Quokka’s support for Angular is limited to code that does not have a user interface component. Depending on your code, you may also receive errors such as Reflect.getOwnMetadata is not a function or ​​reflect-metadata shim is required when using class decorators​​. To resolve this error, you may add import 'reflect-metadata'; at the top of your Quokka scratch file, or else add the angular-quokka-plugin to your Quokka Plugins configuration.


If you want to run backend code that includes hosting an HTTP server, then you need to ensure that your HTTP server is stopped in order for Quokka to display results. For example:

const server = app.listen(3000);

await awesomeScratchFileCode();


Caching External APIs

If you are calling an external API, you might like to cache the result.

Because Quokka re-uses the node process between executions, you may memoize your API response using a global variable. For example:

function getApiResponse() {
  if (!global.myApiResponse) {
    global.myApiResponse = makeExpensiveServerCall();
  return global.myApiResponse;

If you are caching using a global, Quokka may still call the external API multiple times (e.g. when it is restarted), or if something goes wrong with the node.js process and it is recycled.

Another approach is to write code similar to the code shown below where you cache the API response to disk so it may be re-used between stopping and starting Quokka.
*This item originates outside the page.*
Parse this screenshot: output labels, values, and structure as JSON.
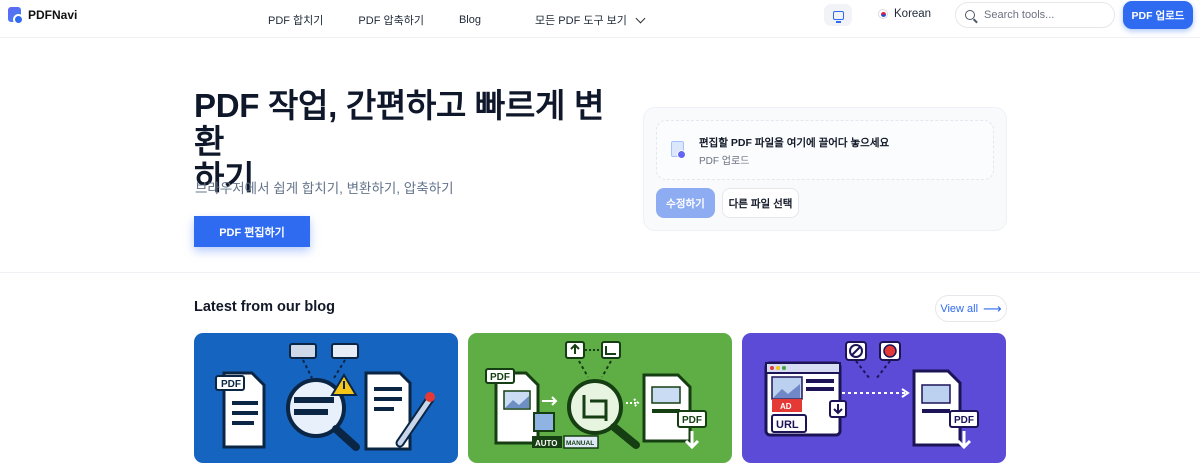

For example:

function getApiResponse(param1, param2, param3, ... etc) {
  const fs = require('fs');
  const path = require('path');
  const crypto = require('crypto');

  // Generate a unique filename for the function arguments are 
  // provided (assumes no cyclical references)
  const args = JSON.stringify(;
  const hash = crypto.createHash('md5').update(args).digest('hex');  

  // change 'CACHE_KEY' per project/API call
  const cacheFileName = path.join(require('os').tmpdir(), 'CACHE_KEY', hash); 

  // Ensure the directory exists for our scratch file
  if (!fs.existsSync(path.dirname(cacheFileName))) {

  // If we already have a matching response, use it, otherwise make 
  // the call and cache it
  if (fs.existsSync(cacheFileName)) {
    return JSON.parse(fs.readFileSync(cacheFileName));
  } else {
    const response = makeExpensiveServerCall();
    fs.writeFileSync(cacheFileName, JSON.stringify(response));
    return response;